>>> was cool, about 18C, and likely wouldn't do quite so well inside a car
>>> with the windows rolled up in Phoenix in the summer...)
>> I did a post a while back: a 2N7000 with a 9-volt battery and an LED
>> in its drain, gate hanging open. This can be set on or off and stay in
>> that state for many days. You can also perch the gate voltage just at
>> the turnon point and get the LED to stay on dimly, with no perceptable
>> brightness change over many hours. This is cool... if you wave a
>> charged object near the gate lead, you can modulate the LED brightness
>> by inducing voltage into the gate. Maybe I'll repeat this with a power
>> I figured that the gate leakage was in the 100 electron/second range,
>> maybe much less... attoamps. After all, eproms and flash store bits
>> as a few thousand electrons each, for many years.
> ** Not quite the same thing as components mounted on a PCB.
> Ever measure resistance between close spaced tracks on a glass or
> phenolic PCB ?
Hey, Phil, those of us who work in the area of very high-Z circuits
always take standard precautions: guard traces for moderate-impedance
wiring, and lifted-leg wiring in air for serious low leakage.

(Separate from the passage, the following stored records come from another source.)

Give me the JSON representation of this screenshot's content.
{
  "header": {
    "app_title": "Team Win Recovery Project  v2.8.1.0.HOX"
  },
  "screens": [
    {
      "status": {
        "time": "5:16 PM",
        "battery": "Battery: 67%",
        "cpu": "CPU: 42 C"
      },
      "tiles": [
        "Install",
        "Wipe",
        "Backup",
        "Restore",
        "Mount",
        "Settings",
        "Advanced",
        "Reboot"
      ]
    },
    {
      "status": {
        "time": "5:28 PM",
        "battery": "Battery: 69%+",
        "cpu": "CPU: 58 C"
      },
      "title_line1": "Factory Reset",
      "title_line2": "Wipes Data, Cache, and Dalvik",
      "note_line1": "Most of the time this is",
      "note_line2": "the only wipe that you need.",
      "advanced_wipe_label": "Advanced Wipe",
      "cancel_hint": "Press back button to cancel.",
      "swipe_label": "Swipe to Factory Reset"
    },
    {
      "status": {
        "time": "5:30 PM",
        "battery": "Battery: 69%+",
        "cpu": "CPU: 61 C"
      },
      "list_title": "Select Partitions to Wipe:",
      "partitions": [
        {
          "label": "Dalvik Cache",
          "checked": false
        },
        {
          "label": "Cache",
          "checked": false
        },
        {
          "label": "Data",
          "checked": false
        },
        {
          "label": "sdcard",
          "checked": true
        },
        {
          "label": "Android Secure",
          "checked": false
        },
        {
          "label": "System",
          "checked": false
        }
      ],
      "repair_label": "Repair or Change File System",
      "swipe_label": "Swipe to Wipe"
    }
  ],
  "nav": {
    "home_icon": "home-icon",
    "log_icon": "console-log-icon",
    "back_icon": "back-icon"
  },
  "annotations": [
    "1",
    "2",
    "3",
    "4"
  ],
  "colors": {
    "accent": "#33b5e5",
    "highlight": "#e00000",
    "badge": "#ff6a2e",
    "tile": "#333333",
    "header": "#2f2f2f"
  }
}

This
is my preferred approach, and isn't as painful as it sounds; usually
only one node is involved. If several nodes are necessary, one can
use a teflon standoff. These circuits can work reliably for decades.
We've added a special component to our PCB library, with only one pin.